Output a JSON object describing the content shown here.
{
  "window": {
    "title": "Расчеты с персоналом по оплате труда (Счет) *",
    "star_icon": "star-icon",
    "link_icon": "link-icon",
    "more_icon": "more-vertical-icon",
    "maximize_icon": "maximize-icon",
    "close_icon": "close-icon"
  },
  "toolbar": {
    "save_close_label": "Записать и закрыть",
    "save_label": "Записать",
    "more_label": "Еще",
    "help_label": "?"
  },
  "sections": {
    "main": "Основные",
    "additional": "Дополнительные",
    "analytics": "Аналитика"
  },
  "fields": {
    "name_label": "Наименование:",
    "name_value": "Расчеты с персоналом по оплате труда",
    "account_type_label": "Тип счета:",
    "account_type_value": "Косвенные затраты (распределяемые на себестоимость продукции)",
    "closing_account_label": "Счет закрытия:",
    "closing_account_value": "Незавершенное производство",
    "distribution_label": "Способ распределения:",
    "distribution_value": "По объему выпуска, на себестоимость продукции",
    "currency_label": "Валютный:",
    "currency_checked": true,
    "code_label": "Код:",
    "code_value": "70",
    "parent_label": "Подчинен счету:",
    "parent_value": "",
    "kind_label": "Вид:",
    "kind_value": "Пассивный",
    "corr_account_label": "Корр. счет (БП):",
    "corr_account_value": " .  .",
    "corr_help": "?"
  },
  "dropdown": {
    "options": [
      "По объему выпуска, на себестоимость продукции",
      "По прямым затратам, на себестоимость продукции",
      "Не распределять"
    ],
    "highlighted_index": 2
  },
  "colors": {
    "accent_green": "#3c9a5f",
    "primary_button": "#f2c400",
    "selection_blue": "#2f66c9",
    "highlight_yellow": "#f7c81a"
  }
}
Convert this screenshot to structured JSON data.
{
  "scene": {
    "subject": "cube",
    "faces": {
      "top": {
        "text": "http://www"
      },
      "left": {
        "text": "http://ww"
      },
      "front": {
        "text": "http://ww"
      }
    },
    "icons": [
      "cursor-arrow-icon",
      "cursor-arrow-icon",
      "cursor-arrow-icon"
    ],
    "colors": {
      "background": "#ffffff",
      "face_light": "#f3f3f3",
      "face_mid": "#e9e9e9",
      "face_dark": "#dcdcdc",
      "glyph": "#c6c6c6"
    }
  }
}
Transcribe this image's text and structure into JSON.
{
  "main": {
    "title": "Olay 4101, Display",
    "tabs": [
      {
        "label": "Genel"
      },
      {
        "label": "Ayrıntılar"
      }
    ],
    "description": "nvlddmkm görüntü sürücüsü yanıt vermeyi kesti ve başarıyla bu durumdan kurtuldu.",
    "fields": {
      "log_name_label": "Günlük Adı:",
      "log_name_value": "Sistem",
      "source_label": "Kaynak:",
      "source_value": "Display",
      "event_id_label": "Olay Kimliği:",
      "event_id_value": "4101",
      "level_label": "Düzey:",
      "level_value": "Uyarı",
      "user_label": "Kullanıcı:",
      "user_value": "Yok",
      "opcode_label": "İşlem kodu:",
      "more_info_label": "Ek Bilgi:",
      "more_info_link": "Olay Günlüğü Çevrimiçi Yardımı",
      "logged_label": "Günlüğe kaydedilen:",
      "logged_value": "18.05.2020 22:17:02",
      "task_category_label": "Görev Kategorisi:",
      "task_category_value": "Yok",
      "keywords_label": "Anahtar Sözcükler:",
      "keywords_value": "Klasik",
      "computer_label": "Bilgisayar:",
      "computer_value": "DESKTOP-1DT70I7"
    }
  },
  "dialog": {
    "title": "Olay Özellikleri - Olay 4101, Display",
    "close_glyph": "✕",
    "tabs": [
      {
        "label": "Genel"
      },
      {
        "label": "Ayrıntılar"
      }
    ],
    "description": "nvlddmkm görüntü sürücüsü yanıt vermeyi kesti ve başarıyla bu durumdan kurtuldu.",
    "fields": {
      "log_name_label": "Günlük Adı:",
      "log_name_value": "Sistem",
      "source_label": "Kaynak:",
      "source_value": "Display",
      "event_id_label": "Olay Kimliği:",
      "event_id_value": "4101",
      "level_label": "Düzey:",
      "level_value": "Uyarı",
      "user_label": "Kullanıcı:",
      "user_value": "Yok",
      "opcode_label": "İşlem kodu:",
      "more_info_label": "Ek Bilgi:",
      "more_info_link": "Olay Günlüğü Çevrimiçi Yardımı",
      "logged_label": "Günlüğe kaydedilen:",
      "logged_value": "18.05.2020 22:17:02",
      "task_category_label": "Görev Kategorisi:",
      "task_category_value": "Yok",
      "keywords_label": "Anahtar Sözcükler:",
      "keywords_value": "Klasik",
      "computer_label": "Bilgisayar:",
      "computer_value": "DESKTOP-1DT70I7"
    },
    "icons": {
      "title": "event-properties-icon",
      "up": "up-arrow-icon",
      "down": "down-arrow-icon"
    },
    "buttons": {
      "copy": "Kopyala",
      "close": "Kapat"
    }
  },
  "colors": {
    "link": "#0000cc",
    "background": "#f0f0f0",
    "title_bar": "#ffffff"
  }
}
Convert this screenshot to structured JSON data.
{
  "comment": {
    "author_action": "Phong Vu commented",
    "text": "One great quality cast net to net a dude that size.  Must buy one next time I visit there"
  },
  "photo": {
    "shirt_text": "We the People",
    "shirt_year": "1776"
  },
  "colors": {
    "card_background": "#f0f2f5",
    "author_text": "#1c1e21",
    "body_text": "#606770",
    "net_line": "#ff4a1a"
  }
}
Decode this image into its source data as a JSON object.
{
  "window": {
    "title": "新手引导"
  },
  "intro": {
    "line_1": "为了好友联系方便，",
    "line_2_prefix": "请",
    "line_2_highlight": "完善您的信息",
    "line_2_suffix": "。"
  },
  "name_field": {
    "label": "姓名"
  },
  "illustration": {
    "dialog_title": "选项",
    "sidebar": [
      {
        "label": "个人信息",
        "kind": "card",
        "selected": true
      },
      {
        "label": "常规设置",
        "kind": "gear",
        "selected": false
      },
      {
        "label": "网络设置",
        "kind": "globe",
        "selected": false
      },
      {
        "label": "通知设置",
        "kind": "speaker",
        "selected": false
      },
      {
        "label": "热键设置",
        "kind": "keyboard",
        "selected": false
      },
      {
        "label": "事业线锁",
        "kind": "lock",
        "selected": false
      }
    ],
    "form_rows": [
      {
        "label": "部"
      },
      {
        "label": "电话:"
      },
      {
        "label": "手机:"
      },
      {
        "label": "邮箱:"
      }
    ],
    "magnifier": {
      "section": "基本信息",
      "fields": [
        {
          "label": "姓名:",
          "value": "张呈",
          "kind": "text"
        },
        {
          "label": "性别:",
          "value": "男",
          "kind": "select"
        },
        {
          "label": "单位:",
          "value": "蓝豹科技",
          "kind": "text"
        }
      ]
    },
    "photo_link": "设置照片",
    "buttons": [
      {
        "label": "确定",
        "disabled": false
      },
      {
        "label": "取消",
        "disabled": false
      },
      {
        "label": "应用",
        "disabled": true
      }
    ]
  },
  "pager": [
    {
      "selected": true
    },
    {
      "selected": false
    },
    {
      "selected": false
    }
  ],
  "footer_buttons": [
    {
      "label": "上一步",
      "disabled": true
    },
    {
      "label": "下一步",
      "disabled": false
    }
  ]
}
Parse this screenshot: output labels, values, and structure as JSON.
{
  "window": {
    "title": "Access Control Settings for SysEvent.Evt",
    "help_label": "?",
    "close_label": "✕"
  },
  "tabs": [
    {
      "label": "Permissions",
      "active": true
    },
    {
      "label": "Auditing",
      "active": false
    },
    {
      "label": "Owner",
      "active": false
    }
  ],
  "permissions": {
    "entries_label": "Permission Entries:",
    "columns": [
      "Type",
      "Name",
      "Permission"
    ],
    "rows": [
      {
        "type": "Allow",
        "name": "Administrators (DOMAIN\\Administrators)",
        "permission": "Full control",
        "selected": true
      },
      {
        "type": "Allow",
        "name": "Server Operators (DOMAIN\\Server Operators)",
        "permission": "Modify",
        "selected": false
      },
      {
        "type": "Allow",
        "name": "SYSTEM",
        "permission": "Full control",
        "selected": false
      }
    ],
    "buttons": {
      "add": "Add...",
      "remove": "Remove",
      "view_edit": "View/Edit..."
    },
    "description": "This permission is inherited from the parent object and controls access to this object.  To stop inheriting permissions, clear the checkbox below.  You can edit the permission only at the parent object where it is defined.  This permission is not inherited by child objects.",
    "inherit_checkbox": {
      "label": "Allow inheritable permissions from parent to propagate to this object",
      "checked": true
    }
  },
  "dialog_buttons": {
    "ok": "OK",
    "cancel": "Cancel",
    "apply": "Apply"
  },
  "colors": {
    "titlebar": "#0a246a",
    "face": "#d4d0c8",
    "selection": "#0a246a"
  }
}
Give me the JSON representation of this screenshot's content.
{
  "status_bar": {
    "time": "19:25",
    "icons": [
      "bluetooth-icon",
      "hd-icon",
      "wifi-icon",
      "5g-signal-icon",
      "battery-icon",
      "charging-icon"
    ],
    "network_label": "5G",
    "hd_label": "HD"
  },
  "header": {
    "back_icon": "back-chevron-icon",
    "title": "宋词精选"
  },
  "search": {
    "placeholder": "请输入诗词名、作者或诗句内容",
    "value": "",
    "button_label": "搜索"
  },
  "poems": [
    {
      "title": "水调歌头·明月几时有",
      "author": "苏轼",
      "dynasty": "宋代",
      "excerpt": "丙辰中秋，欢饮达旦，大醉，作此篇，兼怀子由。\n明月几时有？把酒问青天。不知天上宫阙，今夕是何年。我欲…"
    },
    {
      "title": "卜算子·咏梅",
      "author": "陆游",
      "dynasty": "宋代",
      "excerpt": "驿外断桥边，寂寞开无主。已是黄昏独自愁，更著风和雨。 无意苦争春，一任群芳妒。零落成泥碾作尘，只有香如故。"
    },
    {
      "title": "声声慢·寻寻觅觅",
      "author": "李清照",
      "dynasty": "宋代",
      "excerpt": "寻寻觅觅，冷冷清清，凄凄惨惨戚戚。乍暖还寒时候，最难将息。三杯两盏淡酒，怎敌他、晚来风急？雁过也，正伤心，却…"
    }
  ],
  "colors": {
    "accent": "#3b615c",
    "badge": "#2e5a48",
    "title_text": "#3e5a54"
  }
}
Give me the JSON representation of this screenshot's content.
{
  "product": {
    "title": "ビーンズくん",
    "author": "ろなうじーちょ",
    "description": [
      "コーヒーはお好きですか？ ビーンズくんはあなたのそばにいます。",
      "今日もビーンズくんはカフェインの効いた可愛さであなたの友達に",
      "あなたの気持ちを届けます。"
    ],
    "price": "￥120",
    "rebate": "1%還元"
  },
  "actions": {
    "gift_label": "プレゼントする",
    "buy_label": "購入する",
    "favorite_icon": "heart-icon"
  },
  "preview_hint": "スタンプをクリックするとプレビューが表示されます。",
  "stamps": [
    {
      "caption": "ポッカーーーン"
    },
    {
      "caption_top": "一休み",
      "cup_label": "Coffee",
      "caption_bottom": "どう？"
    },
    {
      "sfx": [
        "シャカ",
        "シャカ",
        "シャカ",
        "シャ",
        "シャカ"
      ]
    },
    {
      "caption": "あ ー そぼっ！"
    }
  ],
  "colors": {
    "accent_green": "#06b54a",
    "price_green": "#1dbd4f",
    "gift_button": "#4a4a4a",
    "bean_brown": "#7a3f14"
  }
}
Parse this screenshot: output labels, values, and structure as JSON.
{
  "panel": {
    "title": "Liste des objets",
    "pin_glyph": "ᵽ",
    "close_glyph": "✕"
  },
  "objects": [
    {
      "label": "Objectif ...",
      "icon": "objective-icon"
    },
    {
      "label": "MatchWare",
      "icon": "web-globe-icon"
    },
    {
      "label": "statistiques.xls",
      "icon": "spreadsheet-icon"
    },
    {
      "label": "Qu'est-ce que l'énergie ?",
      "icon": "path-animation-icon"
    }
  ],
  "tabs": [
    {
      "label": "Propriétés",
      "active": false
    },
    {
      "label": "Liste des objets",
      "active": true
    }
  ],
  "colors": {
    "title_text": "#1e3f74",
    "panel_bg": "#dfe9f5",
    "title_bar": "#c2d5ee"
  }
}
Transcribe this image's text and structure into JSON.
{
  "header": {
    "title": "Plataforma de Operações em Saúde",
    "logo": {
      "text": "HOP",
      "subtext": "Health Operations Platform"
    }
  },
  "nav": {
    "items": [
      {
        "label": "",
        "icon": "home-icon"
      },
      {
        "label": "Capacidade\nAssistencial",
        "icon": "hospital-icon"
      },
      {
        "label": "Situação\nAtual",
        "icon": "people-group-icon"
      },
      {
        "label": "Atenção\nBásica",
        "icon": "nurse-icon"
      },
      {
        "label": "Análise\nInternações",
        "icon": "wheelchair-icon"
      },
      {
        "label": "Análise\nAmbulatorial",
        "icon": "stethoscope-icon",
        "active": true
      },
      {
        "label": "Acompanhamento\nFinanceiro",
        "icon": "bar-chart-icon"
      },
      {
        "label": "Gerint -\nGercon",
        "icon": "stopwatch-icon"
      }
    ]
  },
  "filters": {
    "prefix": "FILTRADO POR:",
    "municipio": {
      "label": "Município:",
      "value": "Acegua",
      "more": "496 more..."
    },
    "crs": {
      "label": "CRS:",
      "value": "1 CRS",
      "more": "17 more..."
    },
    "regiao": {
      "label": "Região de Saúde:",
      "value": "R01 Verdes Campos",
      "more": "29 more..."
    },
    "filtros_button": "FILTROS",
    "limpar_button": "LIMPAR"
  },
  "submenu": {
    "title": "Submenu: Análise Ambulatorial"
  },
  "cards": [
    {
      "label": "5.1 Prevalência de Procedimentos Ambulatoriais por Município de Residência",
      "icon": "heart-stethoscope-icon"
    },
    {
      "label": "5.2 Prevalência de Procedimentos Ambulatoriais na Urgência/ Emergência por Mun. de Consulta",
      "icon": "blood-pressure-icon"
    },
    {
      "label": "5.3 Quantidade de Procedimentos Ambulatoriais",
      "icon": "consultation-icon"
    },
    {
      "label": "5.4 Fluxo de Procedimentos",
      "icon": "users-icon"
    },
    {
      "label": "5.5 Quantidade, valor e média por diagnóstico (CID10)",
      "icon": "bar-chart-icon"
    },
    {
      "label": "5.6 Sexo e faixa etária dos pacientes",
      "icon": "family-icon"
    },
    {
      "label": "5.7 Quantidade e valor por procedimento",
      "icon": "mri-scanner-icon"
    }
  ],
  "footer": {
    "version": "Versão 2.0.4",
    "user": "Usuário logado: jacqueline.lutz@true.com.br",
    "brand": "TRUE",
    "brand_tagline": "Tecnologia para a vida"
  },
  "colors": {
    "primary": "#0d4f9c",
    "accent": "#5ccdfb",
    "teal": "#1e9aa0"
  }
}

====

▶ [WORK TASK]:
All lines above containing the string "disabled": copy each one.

▶ [COMPLETED EXERCISE]:
        "disabled": false
        "disabled": false
        "disabled": true
      "disabled": true
      "disabled": false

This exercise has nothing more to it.